Ideas are uniquely developed. Examples of Rubrics Here are links to a diverse set of rubrics designed by Carnegie Mellon faculty and faculty at other institutions. In December, students were able to view examples of projects, and with continued brainstorming and discussion they began to see the importance of substantive criteria for example, the information contained in the project.
In the right-hand column, I add a few suggestions for ways this student might push herself a bit more to make the piece even better.
Several studies of student-generated criteria demonstrate that students can participate in defining and describing the qualities their work should have. Develops ideas with some consistency and depth. Task-specific rubrics do not take advantage of the most powerful aspects of rubrics—their usefulness in helping students to conceptualize their learning targets and to monitor their own progress.
Really good rubrics help teachers avoid confusing the task or activity with the learning goal, and therefore confusing completion of the task with learning. A rubric is a scoring tool that explicitly represents the performance expectations for an assignment or piece of work.
This is an area where subjectivity can take over, and where rubrics can really vary from one teacher to another. WileyPLUS will create a copied version of the rubric.
Otherwise, click the Leave different button. I typically provide students with a printed copy of the rubric when we are in the beginning stages of working on a big assignment like this, along with a prompt that describes the task itself.

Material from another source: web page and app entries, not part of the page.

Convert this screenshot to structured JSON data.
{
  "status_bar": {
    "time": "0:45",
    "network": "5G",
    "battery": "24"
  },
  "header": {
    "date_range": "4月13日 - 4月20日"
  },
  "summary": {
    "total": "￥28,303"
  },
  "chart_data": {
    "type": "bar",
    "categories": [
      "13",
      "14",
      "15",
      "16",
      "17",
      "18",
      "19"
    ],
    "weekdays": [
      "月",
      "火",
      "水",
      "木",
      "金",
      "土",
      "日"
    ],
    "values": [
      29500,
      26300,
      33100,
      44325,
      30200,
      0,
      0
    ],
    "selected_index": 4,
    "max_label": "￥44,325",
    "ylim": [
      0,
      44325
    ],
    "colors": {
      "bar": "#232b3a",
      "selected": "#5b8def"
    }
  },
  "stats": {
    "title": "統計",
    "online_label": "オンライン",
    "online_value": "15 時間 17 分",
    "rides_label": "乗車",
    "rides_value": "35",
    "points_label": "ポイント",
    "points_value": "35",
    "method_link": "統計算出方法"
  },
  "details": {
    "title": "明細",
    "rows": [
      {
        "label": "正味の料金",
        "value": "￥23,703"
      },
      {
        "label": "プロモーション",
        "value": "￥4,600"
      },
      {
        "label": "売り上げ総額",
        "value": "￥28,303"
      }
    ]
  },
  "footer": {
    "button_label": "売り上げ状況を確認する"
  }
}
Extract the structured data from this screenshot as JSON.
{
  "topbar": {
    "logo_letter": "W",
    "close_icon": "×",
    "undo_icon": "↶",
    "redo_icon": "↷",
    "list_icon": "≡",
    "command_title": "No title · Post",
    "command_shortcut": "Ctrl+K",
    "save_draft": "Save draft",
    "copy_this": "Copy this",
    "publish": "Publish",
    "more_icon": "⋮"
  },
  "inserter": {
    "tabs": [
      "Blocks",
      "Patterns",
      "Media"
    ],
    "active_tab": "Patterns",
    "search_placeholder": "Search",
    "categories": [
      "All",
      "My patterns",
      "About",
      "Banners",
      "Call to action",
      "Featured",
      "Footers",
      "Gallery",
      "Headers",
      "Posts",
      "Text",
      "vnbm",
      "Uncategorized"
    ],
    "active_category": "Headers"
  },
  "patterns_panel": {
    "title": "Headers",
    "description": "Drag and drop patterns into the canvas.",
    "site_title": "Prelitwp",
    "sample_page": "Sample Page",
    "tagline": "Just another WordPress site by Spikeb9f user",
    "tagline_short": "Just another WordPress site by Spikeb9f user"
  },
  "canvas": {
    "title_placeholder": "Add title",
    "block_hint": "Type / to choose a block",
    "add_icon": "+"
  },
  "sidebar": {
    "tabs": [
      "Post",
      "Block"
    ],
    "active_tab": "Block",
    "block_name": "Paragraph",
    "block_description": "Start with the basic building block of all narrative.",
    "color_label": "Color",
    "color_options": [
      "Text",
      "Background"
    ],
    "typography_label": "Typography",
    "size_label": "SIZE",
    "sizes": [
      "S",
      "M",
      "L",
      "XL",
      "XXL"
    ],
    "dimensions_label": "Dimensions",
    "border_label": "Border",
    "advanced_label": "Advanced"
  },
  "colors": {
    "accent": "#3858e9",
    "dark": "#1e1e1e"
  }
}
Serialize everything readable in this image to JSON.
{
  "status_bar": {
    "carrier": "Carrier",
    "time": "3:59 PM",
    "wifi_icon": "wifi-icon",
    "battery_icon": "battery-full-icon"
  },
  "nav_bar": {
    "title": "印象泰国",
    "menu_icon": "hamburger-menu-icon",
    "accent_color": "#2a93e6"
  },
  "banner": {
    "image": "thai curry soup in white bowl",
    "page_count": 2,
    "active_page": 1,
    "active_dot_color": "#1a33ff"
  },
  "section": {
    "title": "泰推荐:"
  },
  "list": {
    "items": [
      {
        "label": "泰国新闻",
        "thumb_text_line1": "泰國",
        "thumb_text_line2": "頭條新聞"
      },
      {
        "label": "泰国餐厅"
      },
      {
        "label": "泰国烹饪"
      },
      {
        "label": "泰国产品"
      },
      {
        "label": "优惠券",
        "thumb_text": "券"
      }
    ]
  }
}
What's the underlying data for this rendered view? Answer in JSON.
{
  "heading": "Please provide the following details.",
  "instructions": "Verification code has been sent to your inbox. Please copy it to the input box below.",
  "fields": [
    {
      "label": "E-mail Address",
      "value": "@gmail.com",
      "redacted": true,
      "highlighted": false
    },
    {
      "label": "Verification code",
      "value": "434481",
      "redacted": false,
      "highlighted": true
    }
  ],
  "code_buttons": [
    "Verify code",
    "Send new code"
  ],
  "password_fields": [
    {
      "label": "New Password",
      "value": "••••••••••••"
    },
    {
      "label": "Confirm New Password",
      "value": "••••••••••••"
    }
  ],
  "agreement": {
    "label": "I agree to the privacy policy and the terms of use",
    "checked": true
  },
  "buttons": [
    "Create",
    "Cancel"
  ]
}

Lower reliability at first than with task-specific rubrics. Comparing scores and quality of assignments with parallel or previous assignments that did not include a rubric can reveal effectiveness as well.